Her gaunt face broke into a bright smile, and his heart melted for her again. This was the hard part, knowing that she'd always forget, and that there may be a time when she'd never remember again. "I love you too, Zhevouehn, that's why we got married. I couldn't stand the thought of being without you."

"Nor I, I can assure you of that, my sweet." He rasped softly, stroking her cheek. He braced himself for the inevitable question, taking a small sip of water to wet his lips. She paused for a moment, looking at the meal in front of her.

"What sort of accident was I in?" She said finally, and a tear rolled down Zhevoeuhn's cheek. He couldn't help it, he had tried so hard to protect her from the truth, but he would never lie to her.

"You... choked, my sweet. On our wedding cake," he said, his voice breaking slightly as he told her. "I tried so hard to revive you. Oh, god, you turned blue in my arms..." He pressed his hand to his mouth, tears rolling down his cheeks, unrestrained now, he sobbed softly into his hand for a moment. Dominique went silent for a long moment, and then she looked to the small bundle tied to her wrist, a few feathers, a small pouch, some bones and a wilted gardenia, and it seemed to dawn on her for the first time.

"This is a gris-gris. I'm... I was... I am... dead," the zombie said softly, the words sounding awkward and wrong in her mouth. Zhevouehn nodded, not trusting his voice at the moment. Tears rolled down his cheeks as he looked at his wife. She looked almost as she did in life, perhaps a little more pale and a little thinner, but she was still Dominique.

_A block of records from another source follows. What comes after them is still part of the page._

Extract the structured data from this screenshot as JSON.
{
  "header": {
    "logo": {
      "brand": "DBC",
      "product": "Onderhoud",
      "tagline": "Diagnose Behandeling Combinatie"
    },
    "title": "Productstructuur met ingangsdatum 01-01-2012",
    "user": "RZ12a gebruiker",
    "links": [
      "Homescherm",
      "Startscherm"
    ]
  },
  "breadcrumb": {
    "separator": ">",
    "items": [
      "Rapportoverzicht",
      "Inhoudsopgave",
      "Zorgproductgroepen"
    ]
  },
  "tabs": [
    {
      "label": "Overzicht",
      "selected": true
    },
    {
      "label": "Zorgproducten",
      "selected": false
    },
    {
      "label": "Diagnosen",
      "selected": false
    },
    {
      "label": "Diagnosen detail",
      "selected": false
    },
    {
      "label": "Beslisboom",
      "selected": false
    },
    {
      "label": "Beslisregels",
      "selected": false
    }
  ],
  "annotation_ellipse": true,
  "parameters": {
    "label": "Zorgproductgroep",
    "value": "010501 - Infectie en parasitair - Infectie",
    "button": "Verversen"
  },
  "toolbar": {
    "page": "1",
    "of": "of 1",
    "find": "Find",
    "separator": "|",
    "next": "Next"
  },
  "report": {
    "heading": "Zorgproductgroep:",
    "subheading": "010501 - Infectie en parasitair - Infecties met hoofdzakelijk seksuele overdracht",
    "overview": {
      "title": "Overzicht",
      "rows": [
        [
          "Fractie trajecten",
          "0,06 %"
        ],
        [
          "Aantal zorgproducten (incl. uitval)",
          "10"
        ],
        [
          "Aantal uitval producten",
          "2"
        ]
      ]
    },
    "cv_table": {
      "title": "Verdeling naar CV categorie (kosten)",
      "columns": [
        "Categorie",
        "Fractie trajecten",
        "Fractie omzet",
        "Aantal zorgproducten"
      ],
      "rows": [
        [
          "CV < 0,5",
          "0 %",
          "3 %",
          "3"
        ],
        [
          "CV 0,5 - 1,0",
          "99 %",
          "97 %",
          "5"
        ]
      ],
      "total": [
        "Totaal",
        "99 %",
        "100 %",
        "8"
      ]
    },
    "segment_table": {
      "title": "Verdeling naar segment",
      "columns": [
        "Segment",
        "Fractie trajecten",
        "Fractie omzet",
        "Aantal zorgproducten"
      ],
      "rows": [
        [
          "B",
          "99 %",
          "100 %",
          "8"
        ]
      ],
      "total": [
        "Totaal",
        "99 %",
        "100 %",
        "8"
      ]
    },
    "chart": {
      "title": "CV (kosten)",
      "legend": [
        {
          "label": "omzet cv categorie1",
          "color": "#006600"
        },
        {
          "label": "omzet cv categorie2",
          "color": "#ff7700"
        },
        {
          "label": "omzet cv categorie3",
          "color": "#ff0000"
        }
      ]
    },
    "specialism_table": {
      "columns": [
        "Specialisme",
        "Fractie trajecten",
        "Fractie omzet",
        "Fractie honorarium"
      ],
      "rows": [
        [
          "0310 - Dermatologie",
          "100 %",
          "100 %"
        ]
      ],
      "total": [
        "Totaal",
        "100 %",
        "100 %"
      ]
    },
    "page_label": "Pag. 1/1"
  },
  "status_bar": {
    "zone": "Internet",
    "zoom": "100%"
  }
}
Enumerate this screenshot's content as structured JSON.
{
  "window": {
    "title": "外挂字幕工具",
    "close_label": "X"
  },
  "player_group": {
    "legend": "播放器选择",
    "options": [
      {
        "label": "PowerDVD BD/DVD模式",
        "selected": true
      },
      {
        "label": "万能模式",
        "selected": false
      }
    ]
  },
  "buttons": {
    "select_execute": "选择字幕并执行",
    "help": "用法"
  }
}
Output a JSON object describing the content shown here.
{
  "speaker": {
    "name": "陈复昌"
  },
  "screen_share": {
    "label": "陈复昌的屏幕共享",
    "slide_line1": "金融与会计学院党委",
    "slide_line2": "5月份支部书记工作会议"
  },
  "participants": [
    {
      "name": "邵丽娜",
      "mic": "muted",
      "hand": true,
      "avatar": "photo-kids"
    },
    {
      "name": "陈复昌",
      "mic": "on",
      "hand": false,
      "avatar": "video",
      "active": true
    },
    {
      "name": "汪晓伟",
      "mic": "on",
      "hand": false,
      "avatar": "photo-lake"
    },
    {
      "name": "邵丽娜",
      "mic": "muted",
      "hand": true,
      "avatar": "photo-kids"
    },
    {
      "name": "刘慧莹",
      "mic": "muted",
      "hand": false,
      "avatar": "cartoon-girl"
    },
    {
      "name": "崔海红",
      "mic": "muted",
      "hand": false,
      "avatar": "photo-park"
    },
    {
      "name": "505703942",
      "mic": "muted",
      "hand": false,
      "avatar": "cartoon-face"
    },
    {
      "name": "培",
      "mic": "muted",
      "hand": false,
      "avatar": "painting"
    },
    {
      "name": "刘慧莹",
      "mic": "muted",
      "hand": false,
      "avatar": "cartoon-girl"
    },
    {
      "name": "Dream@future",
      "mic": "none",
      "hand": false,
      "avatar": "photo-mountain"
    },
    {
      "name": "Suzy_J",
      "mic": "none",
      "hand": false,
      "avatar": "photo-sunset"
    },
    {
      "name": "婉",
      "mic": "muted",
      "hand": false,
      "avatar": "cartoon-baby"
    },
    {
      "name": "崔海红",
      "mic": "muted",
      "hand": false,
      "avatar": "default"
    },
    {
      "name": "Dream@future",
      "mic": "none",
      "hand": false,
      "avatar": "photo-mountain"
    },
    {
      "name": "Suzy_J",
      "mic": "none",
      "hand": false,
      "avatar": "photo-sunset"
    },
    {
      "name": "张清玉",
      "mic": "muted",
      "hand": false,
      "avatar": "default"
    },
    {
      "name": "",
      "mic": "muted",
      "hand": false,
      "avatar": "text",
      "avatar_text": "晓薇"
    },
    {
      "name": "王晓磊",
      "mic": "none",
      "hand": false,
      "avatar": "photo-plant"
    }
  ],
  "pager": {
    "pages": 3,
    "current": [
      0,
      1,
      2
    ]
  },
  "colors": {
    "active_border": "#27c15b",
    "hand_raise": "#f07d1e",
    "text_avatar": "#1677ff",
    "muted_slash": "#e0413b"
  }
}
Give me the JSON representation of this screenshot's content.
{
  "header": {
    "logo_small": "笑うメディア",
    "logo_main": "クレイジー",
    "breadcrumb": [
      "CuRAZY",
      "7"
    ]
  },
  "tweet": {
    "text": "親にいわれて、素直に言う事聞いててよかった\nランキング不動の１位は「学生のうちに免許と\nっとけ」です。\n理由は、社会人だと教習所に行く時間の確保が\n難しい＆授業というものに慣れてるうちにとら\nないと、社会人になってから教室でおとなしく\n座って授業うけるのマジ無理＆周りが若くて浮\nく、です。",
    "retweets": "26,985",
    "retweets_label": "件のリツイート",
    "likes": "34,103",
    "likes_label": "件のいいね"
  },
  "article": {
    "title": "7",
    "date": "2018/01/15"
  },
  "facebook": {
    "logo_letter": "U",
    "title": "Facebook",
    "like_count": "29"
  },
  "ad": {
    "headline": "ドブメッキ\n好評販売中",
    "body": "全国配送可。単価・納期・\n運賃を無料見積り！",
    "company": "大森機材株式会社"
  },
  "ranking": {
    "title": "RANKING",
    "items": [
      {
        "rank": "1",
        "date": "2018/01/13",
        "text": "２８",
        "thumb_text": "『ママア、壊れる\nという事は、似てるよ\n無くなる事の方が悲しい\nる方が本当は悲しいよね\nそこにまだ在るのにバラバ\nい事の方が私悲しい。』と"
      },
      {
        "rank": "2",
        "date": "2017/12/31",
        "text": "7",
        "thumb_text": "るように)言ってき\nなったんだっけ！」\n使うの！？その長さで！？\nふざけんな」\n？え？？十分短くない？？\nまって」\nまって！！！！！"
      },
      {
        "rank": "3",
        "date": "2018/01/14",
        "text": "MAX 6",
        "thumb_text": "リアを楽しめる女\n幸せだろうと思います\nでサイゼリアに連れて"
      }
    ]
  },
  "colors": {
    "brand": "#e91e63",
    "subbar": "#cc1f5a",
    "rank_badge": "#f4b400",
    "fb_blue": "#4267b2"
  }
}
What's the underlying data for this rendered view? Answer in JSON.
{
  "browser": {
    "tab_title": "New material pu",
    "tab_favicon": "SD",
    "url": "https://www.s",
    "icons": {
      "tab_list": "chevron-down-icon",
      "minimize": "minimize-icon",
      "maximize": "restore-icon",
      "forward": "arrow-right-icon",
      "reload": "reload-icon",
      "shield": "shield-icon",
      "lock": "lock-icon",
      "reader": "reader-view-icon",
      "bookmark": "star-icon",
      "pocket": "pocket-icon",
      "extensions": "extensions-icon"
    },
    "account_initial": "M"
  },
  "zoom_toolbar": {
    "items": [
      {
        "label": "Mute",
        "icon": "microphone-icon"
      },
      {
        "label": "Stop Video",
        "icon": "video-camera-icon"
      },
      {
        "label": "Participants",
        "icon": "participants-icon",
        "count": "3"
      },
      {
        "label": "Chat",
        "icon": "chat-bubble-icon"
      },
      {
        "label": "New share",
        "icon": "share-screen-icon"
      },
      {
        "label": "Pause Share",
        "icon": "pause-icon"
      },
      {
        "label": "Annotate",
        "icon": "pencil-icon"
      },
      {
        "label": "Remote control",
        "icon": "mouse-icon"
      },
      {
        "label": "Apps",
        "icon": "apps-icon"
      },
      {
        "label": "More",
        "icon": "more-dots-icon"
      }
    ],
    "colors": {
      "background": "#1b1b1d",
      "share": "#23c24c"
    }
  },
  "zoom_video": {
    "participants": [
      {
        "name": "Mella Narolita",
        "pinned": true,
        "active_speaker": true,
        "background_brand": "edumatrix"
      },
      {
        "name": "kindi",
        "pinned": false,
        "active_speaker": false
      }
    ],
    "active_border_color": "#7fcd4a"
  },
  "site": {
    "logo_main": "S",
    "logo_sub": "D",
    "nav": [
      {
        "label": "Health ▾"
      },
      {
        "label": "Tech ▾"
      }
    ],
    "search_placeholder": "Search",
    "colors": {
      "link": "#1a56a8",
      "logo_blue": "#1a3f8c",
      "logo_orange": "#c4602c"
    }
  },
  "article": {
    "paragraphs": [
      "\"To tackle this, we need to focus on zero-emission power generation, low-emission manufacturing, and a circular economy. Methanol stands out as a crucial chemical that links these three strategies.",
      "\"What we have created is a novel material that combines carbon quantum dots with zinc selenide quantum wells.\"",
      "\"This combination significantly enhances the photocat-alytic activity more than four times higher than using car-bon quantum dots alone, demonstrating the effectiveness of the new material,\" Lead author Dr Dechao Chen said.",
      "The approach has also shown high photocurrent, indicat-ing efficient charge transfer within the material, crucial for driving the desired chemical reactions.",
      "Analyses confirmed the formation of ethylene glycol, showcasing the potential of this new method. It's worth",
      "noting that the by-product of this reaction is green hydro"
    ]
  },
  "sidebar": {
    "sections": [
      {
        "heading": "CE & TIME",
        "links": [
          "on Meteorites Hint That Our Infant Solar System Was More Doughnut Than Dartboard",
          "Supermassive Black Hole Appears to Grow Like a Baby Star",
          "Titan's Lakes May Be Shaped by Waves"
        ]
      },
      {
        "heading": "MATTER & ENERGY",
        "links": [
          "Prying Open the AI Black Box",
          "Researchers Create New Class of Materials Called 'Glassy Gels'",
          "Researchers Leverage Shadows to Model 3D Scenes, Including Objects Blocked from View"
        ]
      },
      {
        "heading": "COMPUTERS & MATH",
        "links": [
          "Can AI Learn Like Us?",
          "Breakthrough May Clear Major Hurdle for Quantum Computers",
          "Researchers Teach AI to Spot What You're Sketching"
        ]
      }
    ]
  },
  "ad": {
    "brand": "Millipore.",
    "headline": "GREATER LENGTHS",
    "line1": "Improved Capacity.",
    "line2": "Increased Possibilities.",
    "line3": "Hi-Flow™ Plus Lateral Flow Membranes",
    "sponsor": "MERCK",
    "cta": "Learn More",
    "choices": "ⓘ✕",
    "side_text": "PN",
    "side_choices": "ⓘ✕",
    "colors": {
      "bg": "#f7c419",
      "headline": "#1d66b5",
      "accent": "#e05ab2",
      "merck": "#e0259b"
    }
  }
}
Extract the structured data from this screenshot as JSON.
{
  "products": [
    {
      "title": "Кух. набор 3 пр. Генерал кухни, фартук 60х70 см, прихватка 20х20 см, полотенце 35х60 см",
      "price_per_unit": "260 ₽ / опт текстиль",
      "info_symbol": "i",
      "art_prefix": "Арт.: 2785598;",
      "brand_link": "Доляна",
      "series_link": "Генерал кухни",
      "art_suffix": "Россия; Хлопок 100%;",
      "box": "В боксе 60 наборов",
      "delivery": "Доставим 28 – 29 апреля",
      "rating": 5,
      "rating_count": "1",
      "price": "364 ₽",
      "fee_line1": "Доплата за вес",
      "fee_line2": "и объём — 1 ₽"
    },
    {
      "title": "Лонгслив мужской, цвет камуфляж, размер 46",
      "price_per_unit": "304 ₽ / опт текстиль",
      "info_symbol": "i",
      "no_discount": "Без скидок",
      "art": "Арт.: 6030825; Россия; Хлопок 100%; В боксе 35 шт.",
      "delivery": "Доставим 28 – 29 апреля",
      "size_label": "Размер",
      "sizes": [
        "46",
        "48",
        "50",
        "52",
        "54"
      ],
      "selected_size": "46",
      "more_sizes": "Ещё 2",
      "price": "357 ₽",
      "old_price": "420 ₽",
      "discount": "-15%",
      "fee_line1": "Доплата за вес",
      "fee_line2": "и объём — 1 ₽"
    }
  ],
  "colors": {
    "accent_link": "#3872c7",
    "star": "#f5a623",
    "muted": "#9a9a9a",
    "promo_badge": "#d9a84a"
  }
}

"I'm so sorry, my princess. I tried everything I could do," he said softly, gritting his teeth as he watched her begin to cry. "I love you, I couldn't leave you rot in the ground. I promised I would never leave your side, and I have not. I feed you, I tend to your needs, I keep you safe." Her shoulders hunched and she covered her face with her bony fingers.

"How long will I remember?" She asked him, sniffling a little as he drew her into his lap, curling her up close to him, wrapping his jacket halfway around her.

"Sometimes it is a few hours, sometimes the whole evening. Precious moments, my pet. I savor them always, in those moments you are my lovely Dominique again." He rocked her comfortingly in his arms as her small body shuddered, she clutched tight to his frame.

"Please, Zhevouehn, don't leave me. I don't want to be alone," she said softly, her voice quavering a little as she spoke. She always sounded so frightened when they came to this point in the evening, and it broke his heart. He loved her with every fiber of his being, and she seemed so lifelike in these moments it broke his heart to remember she would soon degenerate to her former forgetful state.

"Never, my sweet. You will be with me always." Zhevouehn promised her, kissing her forehead as they sat in the rapidly darkening kitchen, the twilight fading into dusk.

And all I can taste is this moment,
And all I can breathe is your life.
'Cause sooner or later it's over
I just don't want to miss you tonight

And I don't want the world to see me
'cause I don't think that they'd understand.
When everything's made to be broken
I just want you to know who I am.

-The Goo Goo Dolls, "Iris"